University of Southern California


Working with our neighbors to build a strong community

USC introduces first associate provost for community research initiatives

Photo of Amaro Hortensia

After nearly 30 years of making major contributions to public health research and practice in Boston, Hortensia Amaro is entering a new phase in her career. She recently returned to Los Angeles, her former home, as USC’s first associate vice provost for community research initiatives.

In that role, she hopes to develop USC’s capacity to conduct interdisciplinary, community-based scholarship. This includes research “that can improve the underlying conditions leading to health disparities and limiting life conditions in poor neighborhoods, such as lack of economic opportunity, education quality, and access to medical care, as well as the effects of violence,” she said. Her goal is to enhance evidence-based assessment of community needs and track effectiveness of program investments.

“USC has a long history of engagement with the community and a perspective that its well-being and the community’s are intertwined,” said Amaro, who is also a dean’s professor of social work and preventive medicine. “It’s an environment where I can help find new solutions and inform policies to improve conditions in the largely Latino and African American communities surrounding the university.”

Amaro’s personal history has fueled her interest in public health. The child of Cuban immigrants, she lived for a while in Los Angeles public housing.
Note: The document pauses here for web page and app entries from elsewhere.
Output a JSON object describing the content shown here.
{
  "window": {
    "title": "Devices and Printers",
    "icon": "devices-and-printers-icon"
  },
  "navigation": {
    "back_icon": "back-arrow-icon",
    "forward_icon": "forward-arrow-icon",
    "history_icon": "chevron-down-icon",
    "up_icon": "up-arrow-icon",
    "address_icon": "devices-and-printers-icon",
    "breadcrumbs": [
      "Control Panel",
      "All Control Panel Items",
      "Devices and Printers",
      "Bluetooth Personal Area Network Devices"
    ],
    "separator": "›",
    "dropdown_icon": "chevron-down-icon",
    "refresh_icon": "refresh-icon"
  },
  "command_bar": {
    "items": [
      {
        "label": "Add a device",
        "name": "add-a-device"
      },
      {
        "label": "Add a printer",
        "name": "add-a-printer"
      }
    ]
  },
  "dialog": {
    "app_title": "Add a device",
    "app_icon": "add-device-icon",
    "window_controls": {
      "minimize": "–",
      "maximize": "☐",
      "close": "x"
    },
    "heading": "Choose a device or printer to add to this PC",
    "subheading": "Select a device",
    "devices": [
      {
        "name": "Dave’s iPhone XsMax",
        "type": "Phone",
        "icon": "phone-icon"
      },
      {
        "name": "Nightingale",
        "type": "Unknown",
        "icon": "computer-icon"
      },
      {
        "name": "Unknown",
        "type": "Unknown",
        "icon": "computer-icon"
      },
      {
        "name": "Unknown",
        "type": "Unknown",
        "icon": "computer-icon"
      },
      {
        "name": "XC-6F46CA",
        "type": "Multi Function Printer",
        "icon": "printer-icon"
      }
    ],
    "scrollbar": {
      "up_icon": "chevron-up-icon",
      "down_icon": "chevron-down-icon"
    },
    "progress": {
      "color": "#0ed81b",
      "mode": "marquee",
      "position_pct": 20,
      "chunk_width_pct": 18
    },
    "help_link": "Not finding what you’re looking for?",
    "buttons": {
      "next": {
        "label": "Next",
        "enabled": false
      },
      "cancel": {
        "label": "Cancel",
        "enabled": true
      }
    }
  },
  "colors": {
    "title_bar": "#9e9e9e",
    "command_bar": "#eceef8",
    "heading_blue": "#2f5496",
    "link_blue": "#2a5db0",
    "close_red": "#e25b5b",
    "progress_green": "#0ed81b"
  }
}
Those early experiences prompted her, as a psychologist and researcher, to explore how individuals and families adapt to and function under difficult conditions.

Her groundbreaking studies on clinical strategies for treating women with co-occurring drug addiction, mental illness and post-traumatic stress disorder have provided strong evidence supporting integrated treatment for these conditions.

Her remarkable record of translating research into practice, will continue at USC,

“To me, engaged scholarship is really responsive to the needs of a local community,” she said. “It means that you’re in a dialogue where you’re listening and learning, sharing and developing solutions in partnership with the community.”